If you or somebody you care about has been involved in a vehicle accident, we sincerely hope that the police came to the scene and conducted an investigation. A police report is an integral piece of evidence used by insurance carriers and other parties when working to determine how compensation should be paid out. However, there are various reasons why an accident report may not be reported right away. Perhaps there were no visible or obvious injuries. Maybe there was no visible property damage. Unfortunately, the true severity of a crash is often not fully understood until the days that follow the incident. Here, we want to discuss what you can do if a vehicle crash was not reported.

You Need To Inform the Police About the Accident

When we turn to Arizona Statutes § 28-667, we can see that just about every accident needs to be reported in the state of Arizona. Under the law in this state, police officers must respond to nearly every crash and provide a written report if any of the following has occurred:

  • Fatality
  • Injury
  • Property damage exceeding $1,000
  • Issuance of any citation

If you have been involved in a vehicle accident that meets any of those requirements, the police officer who responds to the scene typically provides a written accident report within 24 hours of the incident. In general, the police report will include:

  • The time and place the incident occurred
  • The name, address, and date of birth of all motorists involved
  • The driver’s license information of all motorists involved
  • The license plate numbers of all vehicles involved
  • The name and address of all insurance policyholders and the name of the insurance carriers
  • The name and address of all registered owners of the vehicles involved
  • An explanation of what happened during the car accident

In general, a police report will also contain a preliminary determination of who caused the crash as well as documentation of any citations if they were issued.
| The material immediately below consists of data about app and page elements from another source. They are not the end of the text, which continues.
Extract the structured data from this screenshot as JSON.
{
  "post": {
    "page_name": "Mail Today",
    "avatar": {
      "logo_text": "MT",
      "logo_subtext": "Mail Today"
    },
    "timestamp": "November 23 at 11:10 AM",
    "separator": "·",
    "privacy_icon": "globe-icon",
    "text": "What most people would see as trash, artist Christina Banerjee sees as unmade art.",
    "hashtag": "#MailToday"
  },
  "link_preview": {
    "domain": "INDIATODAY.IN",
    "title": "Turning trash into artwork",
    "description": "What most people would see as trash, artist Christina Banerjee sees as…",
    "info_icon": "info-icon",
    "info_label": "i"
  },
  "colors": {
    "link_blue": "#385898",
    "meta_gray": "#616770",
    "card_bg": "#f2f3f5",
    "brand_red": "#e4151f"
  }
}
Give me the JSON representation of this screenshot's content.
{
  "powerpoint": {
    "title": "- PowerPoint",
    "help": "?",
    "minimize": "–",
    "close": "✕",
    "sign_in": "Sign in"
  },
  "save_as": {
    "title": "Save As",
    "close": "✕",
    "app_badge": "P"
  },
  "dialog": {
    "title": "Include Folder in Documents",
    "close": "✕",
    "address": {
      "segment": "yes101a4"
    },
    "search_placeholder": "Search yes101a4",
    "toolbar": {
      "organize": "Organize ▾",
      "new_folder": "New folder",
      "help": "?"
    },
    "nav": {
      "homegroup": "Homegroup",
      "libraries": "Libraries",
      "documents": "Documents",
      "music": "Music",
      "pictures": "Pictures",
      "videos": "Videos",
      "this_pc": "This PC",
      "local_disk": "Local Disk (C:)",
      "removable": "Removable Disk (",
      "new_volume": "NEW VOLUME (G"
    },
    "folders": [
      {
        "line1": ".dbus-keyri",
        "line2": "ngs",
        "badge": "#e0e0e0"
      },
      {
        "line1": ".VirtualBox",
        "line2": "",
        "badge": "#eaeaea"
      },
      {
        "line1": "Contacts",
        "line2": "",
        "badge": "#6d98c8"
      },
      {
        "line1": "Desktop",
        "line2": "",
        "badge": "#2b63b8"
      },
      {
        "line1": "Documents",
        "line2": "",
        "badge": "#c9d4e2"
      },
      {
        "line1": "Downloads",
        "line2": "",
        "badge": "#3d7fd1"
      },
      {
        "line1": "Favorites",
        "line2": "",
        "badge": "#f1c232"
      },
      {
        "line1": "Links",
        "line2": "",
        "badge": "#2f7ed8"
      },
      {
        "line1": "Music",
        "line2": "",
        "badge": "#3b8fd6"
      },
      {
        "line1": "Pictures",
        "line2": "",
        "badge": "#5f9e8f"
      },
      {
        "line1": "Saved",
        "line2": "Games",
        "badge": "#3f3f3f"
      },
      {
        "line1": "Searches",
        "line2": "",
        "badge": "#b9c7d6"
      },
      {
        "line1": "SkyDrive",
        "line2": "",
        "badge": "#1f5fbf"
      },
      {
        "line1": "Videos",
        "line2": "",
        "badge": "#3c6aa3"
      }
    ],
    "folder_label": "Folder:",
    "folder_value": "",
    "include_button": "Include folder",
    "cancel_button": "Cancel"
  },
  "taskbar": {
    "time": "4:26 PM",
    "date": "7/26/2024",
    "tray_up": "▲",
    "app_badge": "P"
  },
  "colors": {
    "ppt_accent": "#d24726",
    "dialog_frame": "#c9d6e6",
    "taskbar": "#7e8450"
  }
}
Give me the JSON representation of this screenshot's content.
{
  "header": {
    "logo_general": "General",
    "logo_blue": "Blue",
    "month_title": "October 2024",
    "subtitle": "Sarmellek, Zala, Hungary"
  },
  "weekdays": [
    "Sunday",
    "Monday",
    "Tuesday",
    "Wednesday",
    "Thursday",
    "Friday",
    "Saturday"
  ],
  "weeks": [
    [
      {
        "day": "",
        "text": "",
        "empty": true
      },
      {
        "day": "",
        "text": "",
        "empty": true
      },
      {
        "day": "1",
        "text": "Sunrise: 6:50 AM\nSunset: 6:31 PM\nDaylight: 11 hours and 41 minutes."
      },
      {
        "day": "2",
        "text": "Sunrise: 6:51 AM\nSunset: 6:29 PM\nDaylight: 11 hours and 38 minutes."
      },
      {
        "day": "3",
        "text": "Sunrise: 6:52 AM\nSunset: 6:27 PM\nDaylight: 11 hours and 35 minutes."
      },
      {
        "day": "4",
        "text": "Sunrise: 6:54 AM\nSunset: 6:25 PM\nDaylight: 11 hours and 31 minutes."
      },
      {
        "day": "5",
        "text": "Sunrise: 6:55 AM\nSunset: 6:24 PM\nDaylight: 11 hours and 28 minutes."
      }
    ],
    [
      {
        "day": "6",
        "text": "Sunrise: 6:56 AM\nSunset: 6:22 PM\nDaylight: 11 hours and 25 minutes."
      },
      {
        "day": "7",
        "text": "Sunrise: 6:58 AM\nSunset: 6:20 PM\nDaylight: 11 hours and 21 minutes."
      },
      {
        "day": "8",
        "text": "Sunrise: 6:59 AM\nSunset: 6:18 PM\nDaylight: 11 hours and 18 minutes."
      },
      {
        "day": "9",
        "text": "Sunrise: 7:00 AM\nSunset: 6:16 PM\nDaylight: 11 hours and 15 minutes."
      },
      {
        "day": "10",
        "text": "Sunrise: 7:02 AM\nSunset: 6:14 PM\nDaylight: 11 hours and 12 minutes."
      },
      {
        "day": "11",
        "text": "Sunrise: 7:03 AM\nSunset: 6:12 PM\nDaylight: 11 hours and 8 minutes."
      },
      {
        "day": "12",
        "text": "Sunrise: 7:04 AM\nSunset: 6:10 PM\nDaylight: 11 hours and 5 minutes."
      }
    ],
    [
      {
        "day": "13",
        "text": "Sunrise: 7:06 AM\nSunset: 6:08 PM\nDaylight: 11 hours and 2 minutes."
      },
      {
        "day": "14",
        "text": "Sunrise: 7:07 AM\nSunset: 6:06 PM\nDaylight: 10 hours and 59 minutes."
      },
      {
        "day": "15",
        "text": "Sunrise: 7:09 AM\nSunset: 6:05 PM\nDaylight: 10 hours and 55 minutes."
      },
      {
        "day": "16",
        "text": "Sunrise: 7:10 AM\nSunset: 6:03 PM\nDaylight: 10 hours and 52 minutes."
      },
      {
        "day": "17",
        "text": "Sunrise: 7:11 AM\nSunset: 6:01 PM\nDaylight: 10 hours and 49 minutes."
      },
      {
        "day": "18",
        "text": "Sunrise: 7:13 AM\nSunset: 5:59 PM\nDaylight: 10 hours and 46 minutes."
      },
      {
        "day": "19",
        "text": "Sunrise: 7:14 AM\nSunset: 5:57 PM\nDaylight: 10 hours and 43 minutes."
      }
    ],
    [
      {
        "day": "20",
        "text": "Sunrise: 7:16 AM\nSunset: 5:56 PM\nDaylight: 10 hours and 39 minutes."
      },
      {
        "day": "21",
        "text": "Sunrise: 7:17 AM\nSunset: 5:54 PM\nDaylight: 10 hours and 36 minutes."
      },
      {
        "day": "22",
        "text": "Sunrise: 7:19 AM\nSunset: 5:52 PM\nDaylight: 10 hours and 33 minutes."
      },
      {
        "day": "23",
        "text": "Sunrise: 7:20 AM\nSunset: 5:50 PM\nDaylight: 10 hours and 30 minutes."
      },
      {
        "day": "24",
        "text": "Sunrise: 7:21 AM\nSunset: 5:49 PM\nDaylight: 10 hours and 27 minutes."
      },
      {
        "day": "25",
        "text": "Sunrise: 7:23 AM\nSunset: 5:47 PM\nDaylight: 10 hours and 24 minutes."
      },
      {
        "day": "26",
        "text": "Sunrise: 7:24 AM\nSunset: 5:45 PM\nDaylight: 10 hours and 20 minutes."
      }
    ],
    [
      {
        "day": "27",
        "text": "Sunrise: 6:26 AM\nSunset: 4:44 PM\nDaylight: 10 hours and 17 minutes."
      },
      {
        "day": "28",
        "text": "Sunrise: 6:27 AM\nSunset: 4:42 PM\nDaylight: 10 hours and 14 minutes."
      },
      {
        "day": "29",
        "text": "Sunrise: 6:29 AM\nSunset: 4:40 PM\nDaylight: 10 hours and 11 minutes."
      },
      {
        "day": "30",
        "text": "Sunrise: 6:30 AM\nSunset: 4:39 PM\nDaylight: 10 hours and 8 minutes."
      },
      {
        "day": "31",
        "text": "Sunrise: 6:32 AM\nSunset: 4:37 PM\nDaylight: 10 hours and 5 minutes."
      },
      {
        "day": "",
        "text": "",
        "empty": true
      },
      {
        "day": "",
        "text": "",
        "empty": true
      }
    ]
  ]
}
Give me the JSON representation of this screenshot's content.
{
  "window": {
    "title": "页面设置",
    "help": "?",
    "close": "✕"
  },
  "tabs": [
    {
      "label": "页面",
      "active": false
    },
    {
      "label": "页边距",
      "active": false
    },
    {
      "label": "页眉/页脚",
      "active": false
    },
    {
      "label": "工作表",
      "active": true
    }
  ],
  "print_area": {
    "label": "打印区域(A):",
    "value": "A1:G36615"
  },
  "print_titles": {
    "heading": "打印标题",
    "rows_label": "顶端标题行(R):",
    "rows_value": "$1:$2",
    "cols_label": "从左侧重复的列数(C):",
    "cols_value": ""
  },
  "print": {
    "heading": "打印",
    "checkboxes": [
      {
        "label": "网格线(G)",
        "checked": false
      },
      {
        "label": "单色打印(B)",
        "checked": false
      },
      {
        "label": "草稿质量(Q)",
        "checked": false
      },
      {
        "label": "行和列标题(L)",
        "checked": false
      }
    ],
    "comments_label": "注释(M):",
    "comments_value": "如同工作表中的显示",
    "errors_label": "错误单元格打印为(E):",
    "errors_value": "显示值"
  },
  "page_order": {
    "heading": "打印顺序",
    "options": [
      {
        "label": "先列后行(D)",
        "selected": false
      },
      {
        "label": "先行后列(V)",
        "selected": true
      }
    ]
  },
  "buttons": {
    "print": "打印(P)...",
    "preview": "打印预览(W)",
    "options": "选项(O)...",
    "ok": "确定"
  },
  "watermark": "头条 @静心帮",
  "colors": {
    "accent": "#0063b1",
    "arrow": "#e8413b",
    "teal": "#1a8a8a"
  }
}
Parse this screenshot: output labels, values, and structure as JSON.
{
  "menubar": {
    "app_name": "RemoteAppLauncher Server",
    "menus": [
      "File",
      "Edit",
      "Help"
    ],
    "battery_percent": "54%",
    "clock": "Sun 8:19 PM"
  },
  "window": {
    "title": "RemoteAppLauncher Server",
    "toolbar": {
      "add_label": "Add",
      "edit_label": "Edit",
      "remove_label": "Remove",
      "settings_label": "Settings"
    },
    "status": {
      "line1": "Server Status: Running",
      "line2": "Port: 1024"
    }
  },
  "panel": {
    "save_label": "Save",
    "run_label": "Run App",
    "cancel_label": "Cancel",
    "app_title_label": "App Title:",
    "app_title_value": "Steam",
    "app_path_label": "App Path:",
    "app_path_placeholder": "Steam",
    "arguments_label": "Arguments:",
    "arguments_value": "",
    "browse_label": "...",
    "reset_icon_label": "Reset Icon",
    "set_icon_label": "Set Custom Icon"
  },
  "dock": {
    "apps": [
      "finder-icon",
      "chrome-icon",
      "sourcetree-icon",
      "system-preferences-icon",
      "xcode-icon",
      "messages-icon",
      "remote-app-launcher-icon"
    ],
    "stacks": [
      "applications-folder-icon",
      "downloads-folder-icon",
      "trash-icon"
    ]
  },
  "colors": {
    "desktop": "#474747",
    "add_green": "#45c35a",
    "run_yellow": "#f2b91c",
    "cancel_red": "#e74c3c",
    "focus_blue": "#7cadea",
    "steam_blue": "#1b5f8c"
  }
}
What if no Report Is Made?

If a vehicle accident victim or another driver did not call the police to report the incident, this could present significant complications when it comes to receiving compensation. Often, the full extent of injuries or property damage is not realized until the hours or days following the incident. If you were involved in a crash and did not report the incident to police officers but then later realize that injuries or property damage were more severe than you realized, you should report the incident to your insurance carrier as soon as possible. You should also call the police to make a report.

If you do not have a police report, and if the other party did not file a report either, this can make it incredibly difficult to recover compensation for injuries or property damage. In fact, the insurance carrier is very likely to deny a claim if they do not have a police report to work with.

Involving an Attorney for Your Arizona Vehicle Accident

If you or somebody you love has been injured or sustained property damage in a vehicle accident in Arizona, you should speak to a skilled attorney as soon as possible. A Phoenix auto accident attorney will be able to examine the facts of your case and help determine the best steps moving forward.